== Task to complete ==
With nothing left out, repeat every entry exactly.
***** Source records
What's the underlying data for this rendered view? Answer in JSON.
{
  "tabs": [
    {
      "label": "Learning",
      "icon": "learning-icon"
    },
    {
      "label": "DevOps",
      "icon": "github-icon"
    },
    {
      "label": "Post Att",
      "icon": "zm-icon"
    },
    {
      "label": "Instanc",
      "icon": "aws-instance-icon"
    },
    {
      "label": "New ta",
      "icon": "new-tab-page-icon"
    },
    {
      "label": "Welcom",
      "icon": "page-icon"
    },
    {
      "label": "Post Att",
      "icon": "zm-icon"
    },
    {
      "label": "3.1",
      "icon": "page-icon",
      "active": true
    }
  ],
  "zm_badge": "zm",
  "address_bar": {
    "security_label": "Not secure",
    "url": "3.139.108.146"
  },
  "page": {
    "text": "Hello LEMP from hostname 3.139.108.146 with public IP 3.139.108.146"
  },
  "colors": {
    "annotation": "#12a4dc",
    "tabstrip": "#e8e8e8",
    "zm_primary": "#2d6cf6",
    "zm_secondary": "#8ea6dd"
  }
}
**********
== Finished task ==
What's the underlying data for this rendered view? Answer in JSON.
{
  "tabs": [
    {
      "label": "Learning",
      "icon": "learning-icon"
    },
    {
      "label": "DevOps",
      "icon": "github-icon"
    },
    {
      "label": "Post Att",
      "icon": "zm-icon"
    },
    {
      "label": "Instanc",
      "icon": "aws-instance-icon"
    },
    {
      "label": "New ta",
      "icon": "new-tab-page-icon"
    },
    {
      "label": "Welcom",
      "icon": "page-icon"
    },
    {
      "label": "Post Att",
      "icon": "zm-icon"
    },
    {
      "label": "3.1",
      "icon": "page-icon",
      "active": true
    }
  ],
  "zm_badge": "zm",
  "address_bar": {
    "security_label": "Not secure",
    "url": "3.139.108.146"
  },
  "page": {
    "text": "Hello LEMP from hostname 3.139.108.146 with public IP 3.139.108.146"
  },
  "colors": {
    "annotation": "#12a4dc",
    "tabstrip": "#e8e8e8",
    "zm_primary": "#2d6cf6",
    "zm_secondary": "#8ea6dd"
  }
}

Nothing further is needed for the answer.